_Work request_
When the string "JSON" appears in a line of the records, show the whole line.

[Data about app and page elements]
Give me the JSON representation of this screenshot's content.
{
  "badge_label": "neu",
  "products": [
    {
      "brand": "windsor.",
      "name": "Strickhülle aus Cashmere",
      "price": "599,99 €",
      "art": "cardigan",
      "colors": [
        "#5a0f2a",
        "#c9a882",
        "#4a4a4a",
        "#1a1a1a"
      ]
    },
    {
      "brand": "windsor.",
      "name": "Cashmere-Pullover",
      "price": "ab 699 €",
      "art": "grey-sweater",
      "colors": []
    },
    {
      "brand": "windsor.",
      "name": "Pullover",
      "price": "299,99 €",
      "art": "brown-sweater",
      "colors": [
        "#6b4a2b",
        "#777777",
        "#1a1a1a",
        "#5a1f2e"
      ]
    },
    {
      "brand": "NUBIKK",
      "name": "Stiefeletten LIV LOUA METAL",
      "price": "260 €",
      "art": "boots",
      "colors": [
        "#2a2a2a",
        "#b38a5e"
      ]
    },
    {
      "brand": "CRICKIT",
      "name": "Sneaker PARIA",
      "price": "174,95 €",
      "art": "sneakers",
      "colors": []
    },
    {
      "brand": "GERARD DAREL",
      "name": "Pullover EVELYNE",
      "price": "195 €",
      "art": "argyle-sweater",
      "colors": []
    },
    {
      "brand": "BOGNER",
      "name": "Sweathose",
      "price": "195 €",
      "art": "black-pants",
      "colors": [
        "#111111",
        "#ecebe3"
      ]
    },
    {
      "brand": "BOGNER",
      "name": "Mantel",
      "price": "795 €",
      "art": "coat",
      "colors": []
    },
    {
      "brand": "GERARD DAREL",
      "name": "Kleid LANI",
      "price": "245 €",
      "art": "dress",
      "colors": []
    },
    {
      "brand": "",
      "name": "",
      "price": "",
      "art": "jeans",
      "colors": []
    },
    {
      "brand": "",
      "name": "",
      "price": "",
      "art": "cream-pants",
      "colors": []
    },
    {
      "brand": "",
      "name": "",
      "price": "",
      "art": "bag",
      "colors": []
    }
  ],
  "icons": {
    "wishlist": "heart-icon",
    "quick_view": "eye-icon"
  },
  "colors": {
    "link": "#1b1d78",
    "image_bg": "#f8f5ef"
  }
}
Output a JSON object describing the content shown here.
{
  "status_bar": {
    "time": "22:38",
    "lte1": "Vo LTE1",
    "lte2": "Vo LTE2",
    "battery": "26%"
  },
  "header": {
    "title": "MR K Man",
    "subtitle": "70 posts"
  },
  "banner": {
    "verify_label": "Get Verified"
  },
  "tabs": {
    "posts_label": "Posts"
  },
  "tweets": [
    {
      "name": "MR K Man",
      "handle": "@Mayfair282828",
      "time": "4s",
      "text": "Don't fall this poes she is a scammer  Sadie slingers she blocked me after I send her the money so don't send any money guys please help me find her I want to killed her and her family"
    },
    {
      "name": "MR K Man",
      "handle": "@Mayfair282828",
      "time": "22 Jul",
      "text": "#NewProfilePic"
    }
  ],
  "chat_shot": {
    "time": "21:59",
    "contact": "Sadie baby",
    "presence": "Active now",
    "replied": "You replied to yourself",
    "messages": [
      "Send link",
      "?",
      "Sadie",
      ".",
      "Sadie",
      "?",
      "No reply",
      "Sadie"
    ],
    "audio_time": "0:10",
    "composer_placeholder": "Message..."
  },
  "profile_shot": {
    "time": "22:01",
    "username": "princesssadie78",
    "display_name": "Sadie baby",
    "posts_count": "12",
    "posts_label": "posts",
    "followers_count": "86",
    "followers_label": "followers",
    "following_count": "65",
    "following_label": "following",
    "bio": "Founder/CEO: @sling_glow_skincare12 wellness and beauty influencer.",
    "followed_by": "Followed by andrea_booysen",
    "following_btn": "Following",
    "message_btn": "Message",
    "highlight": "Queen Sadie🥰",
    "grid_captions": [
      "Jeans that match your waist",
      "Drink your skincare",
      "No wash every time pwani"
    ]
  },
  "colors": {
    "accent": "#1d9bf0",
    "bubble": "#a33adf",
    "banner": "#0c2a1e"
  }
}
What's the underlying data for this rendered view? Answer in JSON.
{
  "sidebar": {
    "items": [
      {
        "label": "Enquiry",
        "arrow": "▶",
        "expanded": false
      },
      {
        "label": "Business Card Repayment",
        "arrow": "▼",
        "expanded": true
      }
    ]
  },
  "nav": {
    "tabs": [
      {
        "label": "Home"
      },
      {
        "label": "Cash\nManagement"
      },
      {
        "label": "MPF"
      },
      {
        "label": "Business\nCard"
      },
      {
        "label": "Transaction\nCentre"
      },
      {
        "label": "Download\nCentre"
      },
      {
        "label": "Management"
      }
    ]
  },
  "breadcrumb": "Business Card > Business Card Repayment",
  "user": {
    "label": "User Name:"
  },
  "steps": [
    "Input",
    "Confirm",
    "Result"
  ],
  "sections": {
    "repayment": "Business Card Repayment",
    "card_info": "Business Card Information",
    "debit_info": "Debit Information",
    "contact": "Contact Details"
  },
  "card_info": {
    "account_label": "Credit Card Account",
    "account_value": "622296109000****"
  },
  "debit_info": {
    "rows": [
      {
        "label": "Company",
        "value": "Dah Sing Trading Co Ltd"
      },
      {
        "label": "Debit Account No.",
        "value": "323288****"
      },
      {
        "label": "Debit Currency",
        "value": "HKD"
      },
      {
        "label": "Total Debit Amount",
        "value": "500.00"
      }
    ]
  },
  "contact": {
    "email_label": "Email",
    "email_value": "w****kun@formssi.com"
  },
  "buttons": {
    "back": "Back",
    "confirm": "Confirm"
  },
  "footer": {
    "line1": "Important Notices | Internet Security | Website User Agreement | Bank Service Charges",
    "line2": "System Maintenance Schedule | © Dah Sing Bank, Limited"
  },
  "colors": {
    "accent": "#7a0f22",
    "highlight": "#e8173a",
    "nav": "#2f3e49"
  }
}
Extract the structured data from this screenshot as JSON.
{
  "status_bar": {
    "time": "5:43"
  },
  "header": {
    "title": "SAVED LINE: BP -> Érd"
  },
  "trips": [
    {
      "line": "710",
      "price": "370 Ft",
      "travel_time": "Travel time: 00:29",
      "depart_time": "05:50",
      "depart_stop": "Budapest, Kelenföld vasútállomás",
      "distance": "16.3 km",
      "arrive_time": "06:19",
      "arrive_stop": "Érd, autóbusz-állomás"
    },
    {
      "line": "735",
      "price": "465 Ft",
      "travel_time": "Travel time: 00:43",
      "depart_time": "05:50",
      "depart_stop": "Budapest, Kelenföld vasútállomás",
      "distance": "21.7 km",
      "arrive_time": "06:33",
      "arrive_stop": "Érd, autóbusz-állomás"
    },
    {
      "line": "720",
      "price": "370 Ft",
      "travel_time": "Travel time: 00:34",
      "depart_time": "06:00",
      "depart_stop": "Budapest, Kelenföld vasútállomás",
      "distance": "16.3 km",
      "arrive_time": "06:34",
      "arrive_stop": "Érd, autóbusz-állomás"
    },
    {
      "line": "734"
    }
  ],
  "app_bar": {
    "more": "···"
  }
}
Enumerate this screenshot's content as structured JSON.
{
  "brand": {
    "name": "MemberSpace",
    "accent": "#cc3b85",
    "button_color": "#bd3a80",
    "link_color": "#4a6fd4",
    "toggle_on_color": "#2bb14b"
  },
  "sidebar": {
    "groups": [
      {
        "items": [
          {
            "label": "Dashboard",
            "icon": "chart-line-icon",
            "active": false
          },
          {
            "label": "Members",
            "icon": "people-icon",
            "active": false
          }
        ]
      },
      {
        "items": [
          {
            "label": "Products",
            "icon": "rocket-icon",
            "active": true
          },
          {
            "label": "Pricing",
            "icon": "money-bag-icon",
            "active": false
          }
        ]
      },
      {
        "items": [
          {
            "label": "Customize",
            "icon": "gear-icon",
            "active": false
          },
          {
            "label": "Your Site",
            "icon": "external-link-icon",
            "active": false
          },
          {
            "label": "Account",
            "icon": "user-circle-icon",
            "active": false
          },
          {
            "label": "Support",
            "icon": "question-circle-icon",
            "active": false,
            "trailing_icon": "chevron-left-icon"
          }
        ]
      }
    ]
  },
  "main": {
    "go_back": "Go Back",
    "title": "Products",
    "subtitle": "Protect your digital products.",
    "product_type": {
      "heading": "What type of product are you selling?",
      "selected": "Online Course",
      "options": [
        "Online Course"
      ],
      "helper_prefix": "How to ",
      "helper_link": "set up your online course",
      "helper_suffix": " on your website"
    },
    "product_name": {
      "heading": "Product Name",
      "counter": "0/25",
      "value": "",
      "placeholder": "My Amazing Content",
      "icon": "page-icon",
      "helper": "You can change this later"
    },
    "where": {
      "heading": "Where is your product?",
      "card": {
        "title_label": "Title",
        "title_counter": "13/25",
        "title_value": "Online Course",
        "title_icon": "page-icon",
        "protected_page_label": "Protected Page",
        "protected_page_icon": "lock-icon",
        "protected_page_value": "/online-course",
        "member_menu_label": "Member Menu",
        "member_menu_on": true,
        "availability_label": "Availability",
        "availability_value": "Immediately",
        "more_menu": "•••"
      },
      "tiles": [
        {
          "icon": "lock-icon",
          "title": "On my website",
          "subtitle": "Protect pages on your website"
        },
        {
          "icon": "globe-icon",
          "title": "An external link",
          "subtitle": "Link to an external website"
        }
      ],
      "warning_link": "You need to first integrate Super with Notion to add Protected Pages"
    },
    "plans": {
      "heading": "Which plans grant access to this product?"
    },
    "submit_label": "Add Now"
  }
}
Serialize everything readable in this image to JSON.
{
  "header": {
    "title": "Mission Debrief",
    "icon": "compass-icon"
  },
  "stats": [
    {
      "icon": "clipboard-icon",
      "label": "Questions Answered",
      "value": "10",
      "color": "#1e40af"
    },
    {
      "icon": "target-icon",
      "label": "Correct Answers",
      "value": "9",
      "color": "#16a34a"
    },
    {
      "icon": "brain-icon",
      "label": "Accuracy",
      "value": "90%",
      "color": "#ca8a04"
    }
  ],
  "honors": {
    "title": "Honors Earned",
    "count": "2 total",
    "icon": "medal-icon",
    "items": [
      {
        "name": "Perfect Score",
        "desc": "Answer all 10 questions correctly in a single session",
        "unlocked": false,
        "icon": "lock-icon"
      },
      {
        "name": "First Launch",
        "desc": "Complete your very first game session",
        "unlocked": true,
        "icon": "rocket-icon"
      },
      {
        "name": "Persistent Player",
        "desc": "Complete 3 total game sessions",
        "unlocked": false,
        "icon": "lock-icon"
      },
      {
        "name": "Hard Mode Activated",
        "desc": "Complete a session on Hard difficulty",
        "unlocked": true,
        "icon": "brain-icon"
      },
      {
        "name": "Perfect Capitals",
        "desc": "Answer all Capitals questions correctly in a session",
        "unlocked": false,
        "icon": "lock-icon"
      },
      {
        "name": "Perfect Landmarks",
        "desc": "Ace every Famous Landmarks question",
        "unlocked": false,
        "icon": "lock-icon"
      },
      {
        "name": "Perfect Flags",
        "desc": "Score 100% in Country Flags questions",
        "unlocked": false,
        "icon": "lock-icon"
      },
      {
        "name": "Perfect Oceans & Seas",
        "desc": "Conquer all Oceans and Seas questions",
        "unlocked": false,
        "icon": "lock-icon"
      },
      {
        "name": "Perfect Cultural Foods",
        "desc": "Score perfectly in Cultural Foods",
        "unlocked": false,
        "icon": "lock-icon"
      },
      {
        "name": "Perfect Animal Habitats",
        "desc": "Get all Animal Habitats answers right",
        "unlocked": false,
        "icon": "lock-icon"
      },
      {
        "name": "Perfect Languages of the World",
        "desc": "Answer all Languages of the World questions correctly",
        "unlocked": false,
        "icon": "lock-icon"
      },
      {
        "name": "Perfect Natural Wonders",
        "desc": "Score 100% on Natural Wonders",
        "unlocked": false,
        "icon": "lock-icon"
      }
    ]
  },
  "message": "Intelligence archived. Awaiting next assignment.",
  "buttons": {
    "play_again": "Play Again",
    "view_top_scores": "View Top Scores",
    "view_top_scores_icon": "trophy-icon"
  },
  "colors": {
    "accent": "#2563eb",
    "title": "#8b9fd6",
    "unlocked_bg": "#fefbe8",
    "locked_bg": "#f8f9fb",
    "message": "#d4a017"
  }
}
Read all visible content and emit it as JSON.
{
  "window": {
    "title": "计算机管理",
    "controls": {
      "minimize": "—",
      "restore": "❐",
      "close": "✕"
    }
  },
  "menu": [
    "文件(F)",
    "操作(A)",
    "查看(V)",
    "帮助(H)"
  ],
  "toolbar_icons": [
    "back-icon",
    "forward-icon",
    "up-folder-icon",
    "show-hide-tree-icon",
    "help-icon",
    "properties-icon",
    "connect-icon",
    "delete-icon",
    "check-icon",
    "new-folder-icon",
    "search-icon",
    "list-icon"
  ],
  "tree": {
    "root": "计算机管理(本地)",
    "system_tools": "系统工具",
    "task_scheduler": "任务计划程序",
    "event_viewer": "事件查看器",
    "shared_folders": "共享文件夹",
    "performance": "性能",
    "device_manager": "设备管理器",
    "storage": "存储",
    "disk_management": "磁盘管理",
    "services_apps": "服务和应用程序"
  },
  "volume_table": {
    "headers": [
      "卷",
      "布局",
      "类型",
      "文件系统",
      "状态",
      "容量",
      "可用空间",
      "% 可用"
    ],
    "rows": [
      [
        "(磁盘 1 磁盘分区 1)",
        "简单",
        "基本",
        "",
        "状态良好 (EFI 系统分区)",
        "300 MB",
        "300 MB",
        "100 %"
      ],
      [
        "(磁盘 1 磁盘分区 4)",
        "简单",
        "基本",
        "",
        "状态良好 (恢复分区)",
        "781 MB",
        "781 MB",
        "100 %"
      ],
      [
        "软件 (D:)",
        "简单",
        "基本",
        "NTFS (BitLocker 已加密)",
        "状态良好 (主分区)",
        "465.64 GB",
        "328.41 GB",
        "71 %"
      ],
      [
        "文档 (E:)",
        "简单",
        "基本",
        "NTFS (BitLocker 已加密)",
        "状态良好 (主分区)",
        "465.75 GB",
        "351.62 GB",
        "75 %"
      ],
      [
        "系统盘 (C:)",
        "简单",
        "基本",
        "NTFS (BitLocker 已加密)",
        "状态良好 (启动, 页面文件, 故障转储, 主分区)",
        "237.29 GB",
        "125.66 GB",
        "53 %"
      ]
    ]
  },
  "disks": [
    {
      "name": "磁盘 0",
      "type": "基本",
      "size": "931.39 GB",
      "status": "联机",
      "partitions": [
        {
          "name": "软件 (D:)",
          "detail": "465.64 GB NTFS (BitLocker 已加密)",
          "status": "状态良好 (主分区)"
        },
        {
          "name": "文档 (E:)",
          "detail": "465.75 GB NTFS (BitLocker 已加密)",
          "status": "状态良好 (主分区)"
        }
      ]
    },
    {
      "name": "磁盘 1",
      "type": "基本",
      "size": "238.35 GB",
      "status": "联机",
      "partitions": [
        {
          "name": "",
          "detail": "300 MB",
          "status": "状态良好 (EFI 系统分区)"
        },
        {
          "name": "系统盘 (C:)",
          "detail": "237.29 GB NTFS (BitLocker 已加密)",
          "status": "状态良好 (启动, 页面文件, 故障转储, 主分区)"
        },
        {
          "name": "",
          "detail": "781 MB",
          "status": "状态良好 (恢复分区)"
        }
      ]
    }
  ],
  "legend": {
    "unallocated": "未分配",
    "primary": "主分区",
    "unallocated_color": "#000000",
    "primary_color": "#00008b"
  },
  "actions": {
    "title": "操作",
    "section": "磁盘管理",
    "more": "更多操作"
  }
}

_Final answer_
Give me the JSON representation of this screenshot's content.
Output a JSON object describing the content shown here.
What's the underlying data for this rendered view? Answer in JSON.
Extract the structured data from this screenshot as JSON.
Enumerate this screenshot's content as structured JSON.
Serialize everything readable in this image to JSON.
Read all visible content and emit it as JSON.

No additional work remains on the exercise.